(Page and application data records)
************

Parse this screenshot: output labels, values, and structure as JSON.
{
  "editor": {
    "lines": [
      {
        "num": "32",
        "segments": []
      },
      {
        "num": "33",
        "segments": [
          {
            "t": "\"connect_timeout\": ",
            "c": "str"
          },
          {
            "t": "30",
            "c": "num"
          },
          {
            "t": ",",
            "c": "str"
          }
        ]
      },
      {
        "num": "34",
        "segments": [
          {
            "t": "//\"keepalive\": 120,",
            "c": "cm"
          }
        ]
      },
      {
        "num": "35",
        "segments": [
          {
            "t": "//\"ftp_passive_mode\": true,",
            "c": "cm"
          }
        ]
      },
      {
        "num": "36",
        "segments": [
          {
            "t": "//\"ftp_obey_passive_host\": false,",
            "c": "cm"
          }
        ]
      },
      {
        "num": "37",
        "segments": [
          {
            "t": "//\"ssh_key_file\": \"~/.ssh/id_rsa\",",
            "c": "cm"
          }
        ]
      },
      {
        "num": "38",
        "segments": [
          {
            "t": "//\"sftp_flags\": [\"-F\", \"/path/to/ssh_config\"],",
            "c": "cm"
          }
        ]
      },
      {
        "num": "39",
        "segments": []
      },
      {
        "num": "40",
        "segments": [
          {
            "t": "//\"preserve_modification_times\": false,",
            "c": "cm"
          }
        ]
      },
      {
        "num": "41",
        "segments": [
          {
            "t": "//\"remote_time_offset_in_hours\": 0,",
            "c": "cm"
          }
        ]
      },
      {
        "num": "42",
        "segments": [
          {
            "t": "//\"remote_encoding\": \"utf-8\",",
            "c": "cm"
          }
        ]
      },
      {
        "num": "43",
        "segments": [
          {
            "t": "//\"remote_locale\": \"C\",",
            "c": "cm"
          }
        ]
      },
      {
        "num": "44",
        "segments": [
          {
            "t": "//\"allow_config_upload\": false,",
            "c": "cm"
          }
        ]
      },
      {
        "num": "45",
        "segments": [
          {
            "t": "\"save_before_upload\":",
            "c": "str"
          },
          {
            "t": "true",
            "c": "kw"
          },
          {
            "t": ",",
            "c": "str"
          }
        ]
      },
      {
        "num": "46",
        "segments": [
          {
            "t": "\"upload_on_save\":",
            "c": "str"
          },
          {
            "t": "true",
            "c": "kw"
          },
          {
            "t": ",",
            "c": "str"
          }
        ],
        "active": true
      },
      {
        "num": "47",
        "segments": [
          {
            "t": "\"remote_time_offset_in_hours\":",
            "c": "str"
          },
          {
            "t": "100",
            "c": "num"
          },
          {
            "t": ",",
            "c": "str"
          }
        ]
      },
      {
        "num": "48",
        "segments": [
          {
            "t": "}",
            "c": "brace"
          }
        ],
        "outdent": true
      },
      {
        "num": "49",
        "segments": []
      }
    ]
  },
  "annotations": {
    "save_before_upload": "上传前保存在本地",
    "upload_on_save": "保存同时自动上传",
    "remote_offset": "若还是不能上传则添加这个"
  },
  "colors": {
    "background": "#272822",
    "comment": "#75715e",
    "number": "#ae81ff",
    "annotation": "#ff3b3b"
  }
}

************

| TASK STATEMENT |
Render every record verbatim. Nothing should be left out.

| THE COMPLETED TASK |
Parse this screenshot: output labels, values, and structure as JSON.
{
  "editor": {
    "lines": [
      {
        "num": "32",
        "segments": []
      },
      {
        "num": "33",
        "segments": [
          {
            "t": "\"connect_timeout\": ",
            "c": "str"
          },
          {
            "t": "30",
            "c": "num"
          },
          {
            "t": ",",
            "c": "str"
          }
        ]
      },
      {
        "num": "34",
        "segments": [
          {
            "t": "//\"keepalive\": 120,",
            "c": "cm"
          }
        ]
      },
      {
        "num": "35",
        "segments": [
          {
            "t": "//\"ftp_passive_mode\": true,",
            "c": "cm"
          }
        ]
      },
      {
        "num": "36",
        "segments": [
          {
            "t": "//\"ftp_obey_passive_host\": false,",
            "c": "cm"
          }
        ]
      },
      {
        "num": "37",
        "segments": [
          {
            "t": "//\"ssh_key_file\": \"~/.ssh/id_rsa\",",
            "c": "cm"
          }
        ]
      },
      {
        "num": "38",
        "segments": [
          {
            "t": "//\"sftp_flags\": [\"-F\", \"/path/to/ssh_config\"],",
            "c": "cm"
          }
        ]
      },
      {
        "num": "39",
        "segments": []
      },
      {
        "num": "40",
        "segments": [
          {
            "t": "//\"preserve_modification_times\": false,",
            "c": "cm"
          }
        ]
      },
      {
        "num": "41",
        "segments": [
          {
            "t": "//\"remote_time_offset_in_hours\": 0,",
            "c": "cm"
          }
        ]
      },
      {
        "num": "42",
        "segments": [
          {
            "t": "//\"remote_encoding\": \"utf-8\",",
            "c": "cm"
          }
        ]
      },
      {
        "num": "43",
        "segments": [
          {
            "t": "//\"remote_locale\": \"C\",",
            "c": "cm"
          }
        ]
      },
      {
        "num": "44",
        "segments": [
          {
            "t": "//\"allow_config_upload\": false,",
            "c": "cm"
          }
        ]
      },
      {
        "num": "45",
        "segments": [
          {
            "t": "\"save_before_upload\":",
            "c": "str"
          },
          {
            "t": "true",
            "c": "kw"
          },
          {
            "t": ",",
            "c": "str"
          }
        ]
      },
      {
        "num": "46",
        "segments": [
          {
            "t": "\"upload_on_save\":",
            "c": "str"
          },
          {
            "t": "true",
            "c": "kw"
          },
          {
            "t": ",",
            "c": "str"
          }
        ],
        "active": true
      },
      {
        "num": "47",
        "segments": [
          {
            "t": "\"remote_time_offset_in_hours\":",
            "c": "str"
          },
          {
            "t": "100",
            "c": "num"
          },
          {
            "t": ",",
            "c": "str"
          }
        ]
      },
      {
        "num": "48",
        "segments": [
          {
            "t": "}",
            "c": "brace"
          }
        ],
        "outdent": true
      },
      {
        "num": "49",
        "segments": []
      }
    ]
  },
  "annotations": {
    "save_before_upload": "上传前保存在本地",
    "upload_on_save": "保存同时自动上传",
    "remote_offset": "若还是不能上传则添加这个"
  },
  "colors": {
    "background": "#272822",
    "comment": "#75715e",
    "number": "#ae81ff",
    "annotation": "#ff3b3b"
  }
}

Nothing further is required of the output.